- Opening Delimiter -

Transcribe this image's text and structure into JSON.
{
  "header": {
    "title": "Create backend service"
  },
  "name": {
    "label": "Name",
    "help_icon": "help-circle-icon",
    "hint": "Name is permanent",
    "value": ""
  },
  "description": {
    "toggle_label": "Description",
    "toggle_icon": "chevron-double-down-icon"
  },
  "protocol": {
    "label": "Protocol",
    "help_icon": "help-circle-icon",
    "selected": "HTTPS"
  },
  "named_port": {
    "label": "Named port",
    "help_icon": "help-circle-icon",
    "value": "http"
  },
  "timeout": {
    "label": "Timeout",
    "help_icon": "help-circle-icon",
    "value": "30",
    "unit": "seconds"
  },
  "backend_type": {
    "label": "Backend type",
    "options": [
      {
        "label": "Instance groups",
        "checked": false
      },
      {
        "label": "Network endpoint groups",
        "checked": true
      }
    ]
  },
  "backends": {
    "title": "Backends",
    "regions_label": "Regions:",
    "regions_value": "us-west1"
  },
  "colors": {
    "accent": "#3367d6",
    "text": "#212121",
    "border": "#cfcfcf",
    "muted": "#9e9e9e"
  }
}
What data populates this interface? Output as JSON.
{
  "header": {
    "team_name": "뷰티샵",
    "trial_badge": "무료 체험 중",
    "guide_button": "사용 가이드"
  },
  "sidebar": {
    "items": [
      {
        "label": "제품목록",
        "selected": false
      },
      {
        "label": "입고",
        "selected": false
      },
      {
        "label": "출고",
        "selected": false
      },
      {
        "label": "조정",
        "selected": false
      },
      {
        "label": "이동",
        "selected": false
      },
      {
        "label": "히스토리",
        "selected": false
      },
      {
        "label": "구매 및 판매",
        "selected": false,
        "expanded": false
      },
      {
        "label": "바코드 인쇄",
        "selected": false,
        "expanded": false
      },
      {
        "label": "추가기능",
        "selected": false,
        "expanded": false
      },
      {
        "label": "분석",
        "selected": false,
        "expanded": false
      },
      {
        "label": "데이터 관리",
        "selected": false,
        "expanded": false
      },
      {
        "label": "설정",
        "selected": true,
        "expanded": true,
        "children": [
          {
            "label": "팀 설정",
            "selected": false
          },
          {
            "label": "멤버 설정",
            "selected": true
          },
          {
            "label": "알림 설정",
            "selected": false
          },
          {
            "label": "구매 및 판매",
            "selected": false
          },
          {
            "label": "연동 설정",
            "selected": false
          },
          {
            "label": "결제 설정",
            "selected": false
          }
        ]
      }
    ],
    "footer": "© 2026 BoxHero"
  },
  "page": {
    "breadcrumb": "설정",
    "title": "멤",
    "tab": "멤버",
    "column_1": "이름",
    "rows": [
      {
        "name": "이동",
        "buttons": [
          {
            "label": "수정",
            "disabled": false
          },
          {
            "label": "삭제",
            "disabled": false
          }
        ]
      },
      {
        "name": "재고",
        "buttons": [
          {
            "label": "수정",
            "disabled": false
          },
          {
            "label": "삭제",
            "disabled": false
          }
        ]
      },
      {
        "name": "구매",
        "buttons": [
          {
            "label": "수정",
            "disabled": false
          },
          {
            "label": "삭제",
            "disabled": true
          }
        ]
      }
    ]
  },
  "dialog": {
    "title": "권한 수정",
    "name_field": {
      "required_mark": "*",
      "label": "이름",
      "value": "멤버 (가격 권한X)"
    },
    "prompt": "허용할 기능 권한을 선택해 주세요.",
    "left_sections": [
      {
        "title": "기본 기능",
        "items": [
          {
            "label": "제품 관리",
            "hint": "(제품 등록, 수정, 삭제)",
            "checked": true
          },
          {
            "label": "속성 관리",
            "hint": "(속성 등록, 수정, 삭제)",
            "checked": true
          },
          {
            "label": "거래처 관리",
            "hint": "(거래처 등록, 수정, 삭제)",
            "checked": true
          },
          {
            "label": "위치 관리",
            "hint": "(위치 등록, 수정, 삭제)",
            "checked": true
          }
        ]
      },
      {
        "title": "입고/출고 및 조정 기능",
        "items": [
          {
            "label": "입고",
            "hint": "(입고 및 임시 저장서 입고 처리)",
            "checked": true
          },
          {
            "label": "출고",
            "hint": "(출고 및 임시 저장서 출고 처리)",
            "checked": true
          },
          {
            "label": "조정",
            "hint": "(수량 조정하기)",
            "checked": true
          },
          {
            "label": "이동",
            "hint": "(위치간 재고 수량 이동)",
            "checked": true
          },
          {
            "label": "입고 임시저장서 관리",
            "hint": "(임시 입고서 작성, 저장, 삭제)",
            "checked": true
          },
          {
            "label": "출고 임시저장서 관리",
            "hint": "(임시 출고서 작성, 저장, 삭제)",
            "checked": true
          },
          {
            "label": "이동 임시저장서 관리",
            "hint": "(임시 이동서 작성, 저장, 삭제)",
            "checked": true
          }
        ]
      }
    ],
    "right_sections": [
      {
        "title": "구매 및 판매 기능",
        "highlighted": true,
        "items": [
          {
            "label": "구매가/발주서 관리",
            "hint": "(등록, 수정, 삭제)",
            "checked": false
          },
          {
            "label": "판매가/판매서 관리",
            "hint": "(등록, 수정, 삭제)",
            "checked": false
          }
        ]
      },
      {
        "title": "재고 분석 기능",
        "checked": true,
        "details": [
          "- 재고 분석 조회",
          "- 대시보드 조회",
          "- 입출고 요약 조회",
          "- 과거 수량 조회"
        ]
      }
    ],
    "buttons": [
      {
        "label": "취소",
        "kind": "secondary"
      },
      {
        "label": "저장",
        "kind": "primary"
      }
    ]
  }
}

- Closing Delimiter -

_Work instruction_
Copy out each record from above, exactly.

_Response to this exercise_
Transcribe this image's text and structure into JSON.
{
  "header": {
    "title": "Create backend service"
  },
  "name": {
    "label": "Name",
    "help_icon": "help-circle-icon",
    "hint": "Name is permanent",
    "value": ""
  },
  "description": {
    "toggle_label": "Description",
    "toggle_icon": "chevron-double-down-icon"
  },
  "protocol": {
    "label": "Protocol",
    "help_icon": "help-circle-icon",
    "selected": "HTTPS"
  },
  "named_port": {
    "label": "Named port",
    "help_icon": "help-circle-icon",
    "value": "http"
  },
  "timeout": {
    "label": "Timeout",
    "help_icon": "help-circle-icon",
    "value": "30",
    "unit": "seconds"
  },
  "backend_type": {
    "label": "Backend type",
    "options": [
      {
        "label": "Instance groups",
        "checked": false
      },
      {
        "label": "Network endpoint groups",
        "checked": true
      }
    ]
  },
  "backends": {
    "title": "Backends",
    "regions_label": "Regions:",
    "regions_value": "us-west1"
  },
  "colors": {
    "accent": "#3367d6",
    "text": "#212121",
    "border": "#cfcfcf",
    "muted": "#9e9e9e"
  }
}
What data populates this interface? Output as JSON.
{
  "header": {
    "team_name": "뷰티샵",
    "trial_badge": "무료 체험 중",
    "guide_button": "사용 가이드"
  },
  "sidebar": {
    "items": [
      {
        "label": "제품목록",
        "selected": false
      },
      {
        "label": "입고",
        "selected": false
      },
      {
        "label": "출고",
        "selected": false
      },
      {
        "label": "조정",
        "selected": false
      },
      {
        "label": "이동",
        "selected": false
      },
      {
        "label": "히스토리",
        "selected": false
      },
      {
        "label": "구매 및 판매",
        "selected": false,
        "expanded": false
      },
      {
        "label": "바코드 인쇄",
        "selected": false,
        "expanded": false
      },
      {
        "label": "추가기능",
        "selected": false,
        "expanded": false
      },
      {
        "label": "분석",
        "selected": false,
        "expanded": false
      },
      {
        "label": "데이터 관리",
        "selected": false,
        "expanded": false
      },
      {
        "label": "설정",
        "selected": true,
        "expanded": true,
        "children": [
          {
            "label": "팀 설정",
            "selected": false
          },
          {
            "label": "멤버 설정",
            "selected": true
          },
          {
            "label": "알림 설정",
            "selected": false
          },
          {
            "label": "구매 및 판매",
            "selected": false
          },
          {
            "label": "연동 설정",
            "selected": false
          },
          {
            "label": "결제 설정",
            "selected": false
          }
        ]
      }
    ],
    "footer": "© 2026 BoxHero"
  },
  "page": {
    "breadcrumb": "설정",
    "title": "멤",
    "tab": "멤버",
    "column_1": "이름",
    "rows": [
      {
        "name": "이동",
        "buttons": [
          {
            "label": "수정",
            "disabled": false
          },
          {
            "label": "삭제",
            "disabled": false
          }
        ]
      },
      {
        "name": "재고",
        "buttons": [
          {
            "label": "수정",
            "disabled": false
          },
          {
            "label": "삭제",
            "disabled": false
          }
        ]
      },
      {
        "name": "구매",
        "buttons": [
          {
            "label": "수정",
            "disabled": false
          },
          {
            "label": "삭제",
            "disabled": true
          }
        ]
      }
    ]
  },
  "dialog": {
    "title": "권한 수정",
    "name_field": {
      "required_mark": "*",
      "label": "이름",
      "value": "멤버 (가격 권한X)"
    },
    "prompt": "허용할 기능 권한을 선택해 주세요.",
    "left_sections": [
      {
        "title": "기본 기능",
        "items": [
          {
            "label": "제품 관리",
            "hint": "(제품 등록, 수정, 삭제)",
            "checked": true
          },
          {
            "label": "속성 관리",
            "hint": "(속성 등록, 수정, 삭제)",
            "checked": true
          },
          {
            "label": "거래처 관리",
            "hint": "(거래처 등록, 수정, 삭제)",
            "checked": true
          },
          {
            "label": "위치 관리",
            "hint": "(위치 등록, 수정, 삭제)",
            "checked": true
          }
        ]
      },
      {
        "title": "입고/출고 및 조정 기능",
        "items": [
          {
            "label": "입고",
            "hint": "(입고 및 임시 저장서 입고 처리)",
            "checked": true
          },
          {
            "label": "출고",
            "hint": "(출고 및 임시 저장서 출고 처리)",
            "checked": true
          },
          {
            "label": "조정",
            "hint": "(수량 조정하기)",
            "checked": true
          },
          {
            "label": "이동",
            "hint": "(위치간 재고 수량 이동)",
            "checked": true
          },
          {
            "label": "입고 임시저장서 관리",
            "hint": "(임시 입고서 작성, 저장, 삭제)",
            "checked": true
          },
          {
            "label": "출고 임시저장서 관리",
            "hint": "(임시 출고서 작성, 저장, 삭제)",
            "checked": true
          },
          {
            "label": "이동 임시저장서 관리",
            "hint": "(임시 이동서 작성, 저장, 삭제)",
            "checked": true
          }
        ]
      }
    ],
    "right_sections": [
      {
        "title": "구매 및 판매 기능",
        "highlighted": true,
        "items": [
          {
            "label": "구매가/발주서 관리",
            "hint": "(등록, 수정, 삭제)",
            "checked": false
          },
          {
            "label": "판매가/판매서 관리",
            "hint": "(등록, 수정, 삭제)",
            "checked": false
          }
        ]
      },
      {
        "title": "재고 분석 기능",
        "checked": true,
        "details": [
          "- 재고 분석 조회",
          "- 대시보드 조회",
          "- 입출고 요약 조회",
          "- 과거 수량 조회"
        ]
      }
    ],
    "buttons": [
      {
        "label": "취소",
        "kind": "secondary"
      },
      {
        "label": "저장",
        "kind": "primary"
      }
    ]
  }
}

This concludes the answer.